By the terms of the bet, the identity of those five funds has never been made public. It has always been assumed, however, that one of them is a fund of funds run by Protégé itself.

The strength of 2012’s stock market is naturally what carried the contestants into the black. The market’s vigor is displayed in the performance of the index fund, which rose by 15.96% last year. In contrast, the five funds of funds managed a 2012 gain, on the average, of only 6.46%.

From his trailing position, and probably having heard enough about the tortoise, Protégé’s Seides imagines an alternative future for the bet by recalling the movie, City Slickers. In it, says Seides, “Billy Crystal’s character asks Jack Palance’s character, Curly, if he has killed anyone today—and Curly answers, ‘Day ain’t over yet.'”

We’ll let that suspense hang and report still one more piece of news about this bet. This bulletin concerns the 10-year zero-coupon bond that the two bettors, Buffett and Protégé, bought with the collateral they put up as the bet began. Each contributed about $320,000, so a total of roughly $640,000 went into the bond. Its value was set to rise gradually to $1 million—thus the nickname for the bet—by its conclusion on December 31, 2017.

But as Fortune.com reported last year (Buffett gains ground in hedge fund bet), the zero-coupon bond proceeded to perform so splendidly in the prevailing environment of falling interest rates that by 2012 it was already worth almost $1 million.

That remarkable result suggested to Buffett and Protégé that they could revise the terms of the bet and quite possibly get more than $1 million to the charity ultimately benefitting from the bet. That will be Girls Inc. of Omaha if Buffett wins and Absolute Returns for Kids if the victor is Protégé.

So the zero-coupon bond was sold for nearly $1 million toward the close of 2012, and by agreement between Buffett and Protégé, the proceeds were put into the B stock of Buffett’s company, Berkshire Hathaway (BRKA). Berkshire’s shares have risen since, and the current value of the investment is well over $1 million.

And couldn’t the stock fall?

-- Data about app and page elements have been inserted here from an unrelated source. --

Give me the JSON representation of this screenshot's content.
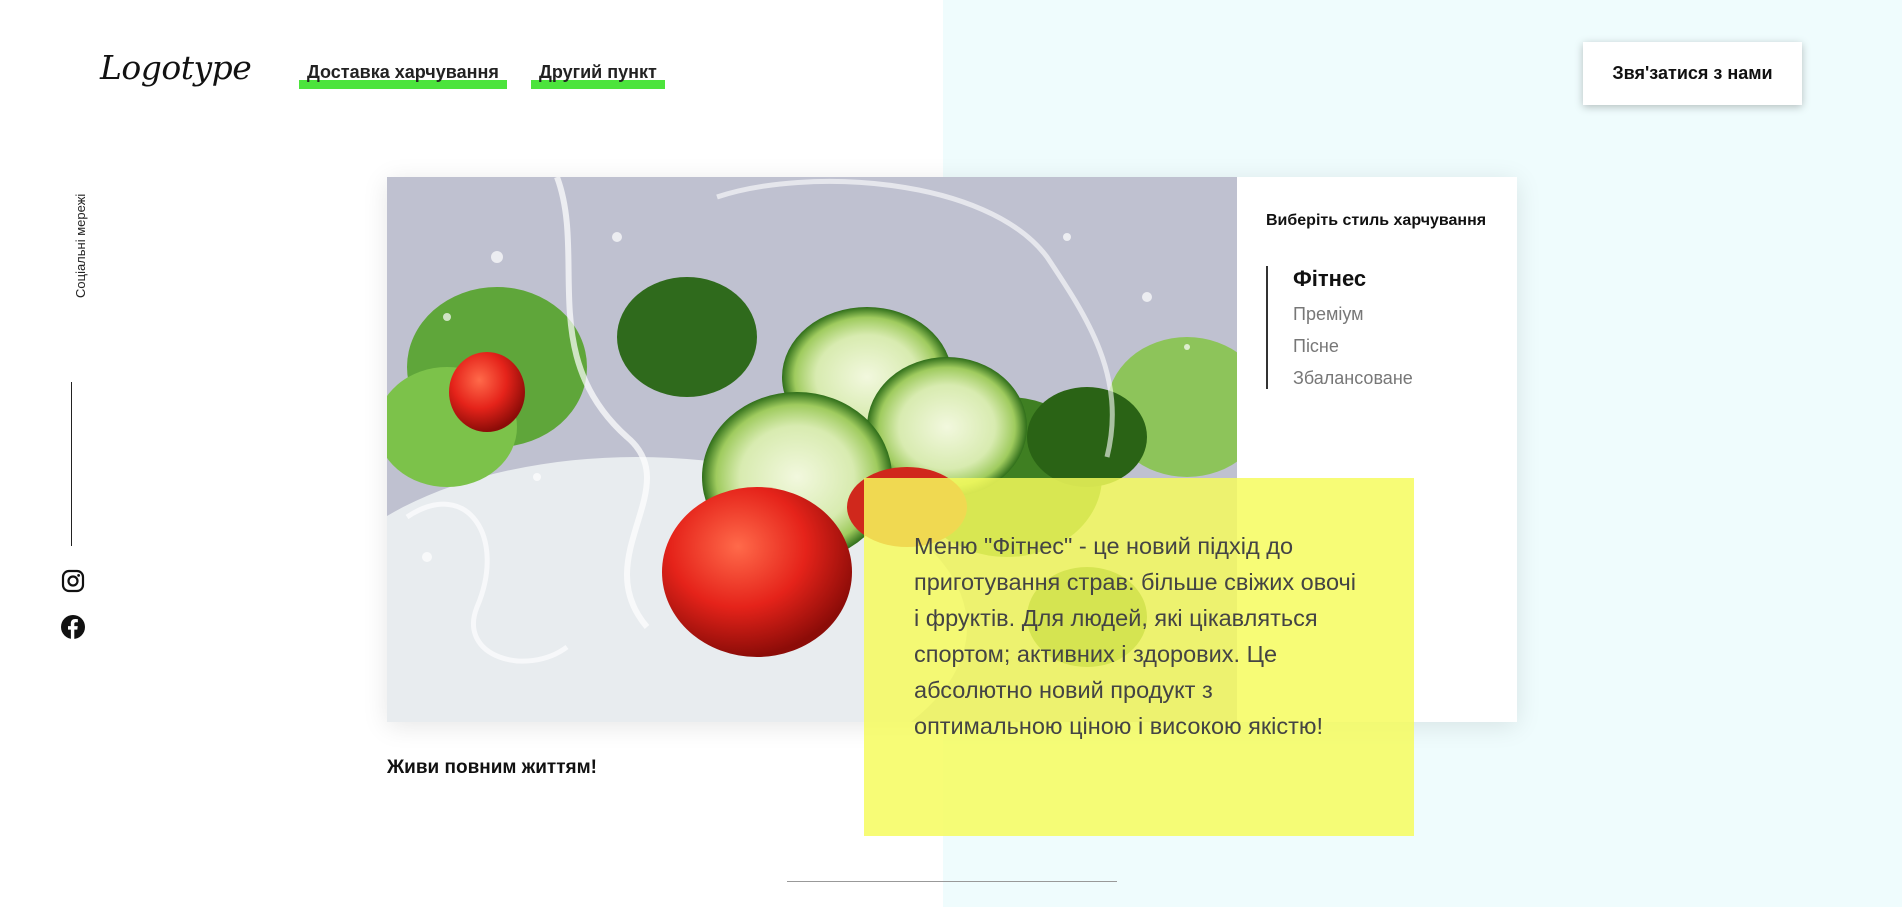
{
  "header": {
    "logo": "Logotype",
    "nav": [
      {
        "label": "Доставка харчування"
      },
      {
        "label": "Другий пункт"
      }
    ],
    "contact_button": "Звя'затися з нами",
    "accent_color": "#4ce43c"
  },
  "sidebar": {
    "social_label": "Соціальні мережі",
    "icons": [
      "instagram-icon",
      "facebook-icon"
    ]
  },
  "panel": {
    "title": "Виберіть стиль харчування",
    "styles": [
      {
        "label": "Фітнес",
        "active": true
      },
      {
        "label": "Преміум",
        "active": false
      },
      {
        "label": "Пісне",
        "active": false
      },
      {
        "label": "Збалансоване",
        "active": false
      }
    ]
  },
  "description": {
    "text": "Меню \"Фітнес\" - це новий підхід до приготування страв: більше свіжих овочі і фруктів. Для людей, які цікавляться спортом; активних і здорових. Це абсолютно новий продукт з оптимальною ціною і високою якістю!",
    "background": "#f5fc5c"
  },
  "tagline": "Живи повним життям!"
}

It certainly could, but that won’t make a whit of difference to the winning charity—because Buffett has guaranteed that it will get at least $1 million at the end of the bet. On the upside, meanwhile, there’s no ceiling on what the charity can walk away with. That depends simply on what happens to Berkshire’s stock between now and the bet’s conclusion.

Fortune senior editor-at-large Carol Loomis, who wrote this article, is a longtime friend of Warren Buffett’s, a Berkshire Hathaway shareholder, and editor of his annual letter to shareholders.